Wudang Kung Fu





The Wudang arts are sometimes referred to as ‘internal’ or ‘soft’ martial arts, as opposed to martial arts like Karate or Shaolin Kung Fu, which are called ‘external’ or ‘hard’ martial arts. The external arts focus on building external strength, are typically offensive, and use isolated body movements. The internal arts work on building inner strength, are typically defensive and use whole body movements.
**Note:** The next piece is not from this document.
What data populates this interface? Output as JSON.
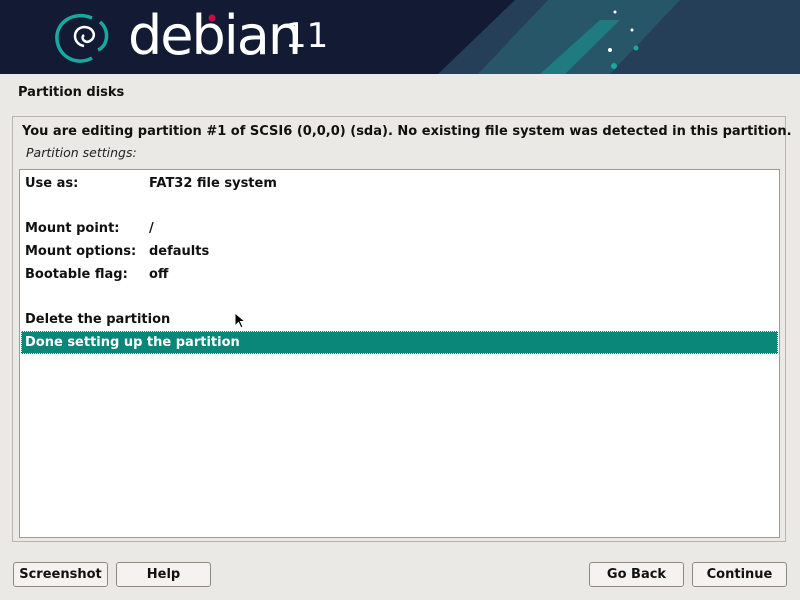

The focus of training for the internal martial arts is on inner strength or nei jin. Inner strength refers the ability to use the body’s qi or vital energy in coordination with your movements. Instead of always using your body’s strength to overpower the opponent, The Wudang martial arts also teach how to transform and redirect an attack. The internal martial arts also focus on whole body movements, where you learn to put the force of your entire body into a punch or kick. These techniques are grounded in Daoist philosophy. Because an opponent’s hard force is Yang, it must be met with a soft Yin force. Daoist martial teach that you should only use your martial skills when necessary to prevent or stop violence. However, martial arts teach a lot more than how to protect your physical body; they show us our weak spots and push our physical and emotional limits, creating a stronger, healthier body and mind.


Here is a list of some of the most common forms in the Wudang curriculum:



Ji ben tao lu
Basic form
Xuan gong quan
Mysterious effect fist (1-3)
Long hua quan
Changing dragon form
Xuan zhen quan
Mysterious reality fist
Fu hu quan
Tiger Taming form
Liang yi xuan wu quan
2 Polarities mysterious fist
Tai yi wu xing quan
Great primordial unity 5 element fist
Wu Dang Lao Ba Zhang
Wudang Bagua Zhang
Xing Yi Quan
Xing Yi (Form + Intention) boxing